The Mass has four movements: Kyrie, Gloria, Sanctus, and Agnus Dei.  The music sometimes reminds me of Leonard Bernstein’s Mass, to which I took a date to the Kennedy Center in 1971 when I was in that phase of my life.  There is a little bit of modality, but less than in, say, the Durufle Mass and that composer’s Requiem, which I heard last night (reviewed on Wordpress).  The music is often loud and jubilant with some fast tempos, even in the Kyrie.  The entire work ends quietly, however.

The music often uses stepwise themes followed by jumps, like at the beginning of the Gloria.  
The composer is also better known for the Kenya Mass, which I will take up in the future with another posting.

Carol Feather Martin also played some organ variations on Holy Manna, by Don Hustad (as an “offertorium”) and a Postlude on Llanfair, by Robert Powell.

Saturday, February 24, 2018

New CD from pianist Pandolfi offers an unusual Mozart sonata

At a concert in Alexandria, VA on Sunday, Feb. 18, 2018, I did hear pianist Thomas Pandolfi perform Mark Wilson’s Piano Concerto, but today I wanted to do a brief write up on his CD “The Space Between”, “Thomas Pandolfi’s Germanic Repertoire”.

The CD starts with Beethoven’s Pathetique Piano Sonata #8 in C Minor, which I have covered here before.  I’ve always perceived this as a particularly laconic work compared the Beethoven’s later works in this key.
There follows a miniature by Robert Schumann, the Romance in D#, Op. 28, #2, and then the Impromptu #4 in A-flat, Op. 90, by France Schubert.  This one is very well known (it was in the Sherwood Music course when I took piano) and it starts out with a long section of arpeggios in A-flat minor, with the C-flat (enharmonic to B natural) entered manually.  Imagine G# Major later!  The circle of key signatures was so easy to learn.
The most interesting work on the disc is the Piano Sonata #4 in E-flat by Mozart, K. K282, which starts with a slow movement (the only one besides the Turkish as far as I can remember).  As shown on line the Sonata is unusual in ending softly.
He then plays the Impromptu #2 in A-flat of Schubert, Op. 142 (opus numbers not in sequence). Then he gives us a Brahms Waltz in A-flat, Op. 39, #15, and concludes with a “Dedication” by Robert Schumann, as transcribed by Franz Liszt. It sounds familiar and fits Pandolfi’s somewhat exhibitionistic style.

Friday, February 23, 2018

Korean folk song "Arirang" at Winter Olympics

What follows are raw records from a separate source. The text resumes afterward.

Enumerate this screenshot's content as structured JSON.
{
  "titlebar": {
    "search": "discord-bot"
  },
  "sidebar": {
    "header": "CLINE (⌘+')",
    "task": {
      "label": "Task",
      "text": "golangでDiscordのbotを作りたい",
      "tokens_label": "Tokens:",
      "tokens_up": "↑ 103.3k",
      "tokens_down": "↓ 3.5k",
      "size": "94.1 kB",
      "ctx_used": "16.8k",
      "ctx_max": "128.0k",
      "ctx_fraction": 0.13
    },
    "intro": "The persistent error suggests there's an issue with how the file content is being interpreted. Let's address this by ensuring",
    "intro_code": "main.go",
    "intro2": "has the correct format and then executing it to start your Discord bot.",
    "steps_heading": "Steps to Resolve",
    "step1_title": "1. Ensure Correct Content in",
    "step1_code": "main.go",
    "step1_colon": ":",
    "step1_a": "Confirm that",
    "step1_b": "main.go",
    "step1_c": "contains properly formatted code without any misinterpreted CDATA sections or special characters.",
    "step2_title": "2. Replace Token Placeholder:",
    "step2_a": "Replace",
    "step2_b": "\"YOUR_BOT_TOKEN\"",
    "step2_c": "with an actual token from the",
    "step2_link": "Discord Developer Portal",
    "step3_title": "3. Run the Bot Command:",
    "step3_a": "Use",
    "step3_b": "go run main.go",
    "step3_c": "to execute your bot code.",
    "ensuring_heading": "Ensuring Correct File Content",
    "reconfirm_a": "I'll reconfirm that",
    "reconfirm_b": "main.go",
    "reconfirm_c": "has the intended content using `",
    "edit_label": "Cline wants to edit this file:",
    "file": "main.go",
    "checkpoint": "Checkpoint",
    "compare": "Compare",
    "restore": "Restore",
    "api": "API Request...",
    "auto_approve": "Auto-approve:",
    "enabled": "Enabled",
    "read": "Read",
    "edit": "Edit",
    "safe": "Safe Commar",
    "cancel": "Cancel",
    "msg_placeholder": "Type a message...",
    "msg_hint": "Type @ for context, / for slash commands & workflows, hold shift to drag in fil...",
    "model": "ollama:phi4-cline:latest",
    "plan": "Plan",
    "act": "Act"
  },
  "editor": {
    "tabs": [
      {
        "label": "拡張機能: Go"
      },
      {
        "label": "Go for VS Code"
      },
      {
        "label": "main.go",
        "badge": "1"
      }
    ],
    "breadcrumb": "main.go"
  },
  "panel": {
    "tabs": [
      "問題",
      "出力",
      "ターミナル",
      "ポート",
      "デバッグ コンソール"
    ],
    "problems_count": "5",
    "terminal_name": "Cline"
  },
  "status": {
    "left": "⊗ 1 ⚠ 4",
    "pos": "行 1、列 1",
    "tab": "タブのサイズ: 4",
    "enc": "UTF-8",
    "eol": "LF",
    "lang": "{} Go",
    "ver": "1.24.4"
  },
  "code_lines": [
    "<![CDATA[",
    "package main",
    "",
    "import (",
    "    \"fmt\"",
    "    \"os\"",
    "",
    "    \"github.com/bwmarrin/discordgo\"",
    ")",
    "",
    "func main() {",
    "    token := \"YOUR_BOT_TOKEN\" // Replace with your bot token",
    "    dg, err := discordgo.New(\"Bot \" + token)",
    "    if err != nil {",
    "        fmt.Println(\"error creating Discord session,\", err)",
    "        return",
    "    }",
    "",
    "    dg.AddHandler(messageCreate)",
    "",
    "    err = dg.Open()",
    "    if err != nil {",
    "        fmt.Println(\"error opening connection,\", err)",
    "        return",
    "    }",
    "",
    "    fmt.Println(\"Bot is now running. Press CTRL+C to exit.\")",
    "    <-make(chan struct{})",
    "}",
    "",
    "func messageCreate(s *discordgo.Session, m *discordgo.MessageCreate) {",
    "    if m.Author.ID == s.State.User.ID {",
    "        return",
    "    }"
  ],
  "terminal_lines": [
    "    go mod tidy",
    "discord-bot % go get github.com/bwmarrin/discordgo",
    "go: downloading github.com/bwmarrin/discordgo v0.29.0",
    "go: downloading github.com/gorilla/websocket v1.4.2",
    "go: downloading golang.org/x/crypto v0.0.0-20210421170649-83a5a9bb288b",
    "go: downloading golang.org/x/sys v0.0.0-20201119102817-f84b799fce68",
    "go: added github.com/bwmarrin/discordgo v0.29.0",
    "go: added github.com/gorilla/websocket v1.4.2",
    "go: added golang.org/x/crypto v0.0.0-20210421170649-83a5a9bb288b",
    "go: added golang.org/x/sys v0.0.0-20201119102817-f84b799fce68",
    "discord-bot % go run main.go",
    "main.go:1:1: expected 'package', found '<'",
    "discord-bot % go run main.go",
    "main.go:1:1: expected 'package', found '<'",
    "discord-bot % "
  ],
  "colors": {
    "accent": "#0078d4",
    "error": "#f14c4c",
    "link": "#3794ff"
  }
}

A particular Korean folk song called “Arirnag” is getting attention at the Pyeonchang Winter Olympics.

Andrew Keh in the New York Times calls it “A Ubiquitous Tunethat United Koreans” (Friday, February 23, 2018, p. B9). 

It is a slow melody in triple time, sung in unison with high female voices.

Does this music have political significance in North Korea really thinks it can force unification on its terms (maybe without nuclear weapons)? But that sounds like expropriation.
Wikipedia attribution link for p.d. image of Stadium, from Pence’s visit.

Thursday, February 08, 2018

The Brahms Handel Variations and Fugue, an old favorite of mine

The Variations and Fugue on a Theme of Handel, Op. 24, by Johannes Brahms, was one of my favorite piano compositions when I was a teen.  Could I really play it? 

The work is known for its very formal structure, with its observation of repeats. Wikipedia offers one of the largest and detailed formal analytic writeups of the work for anything in piano literature, with the full score. The entire score will display on a Google search!  This is an example of “orchestral” piano writing.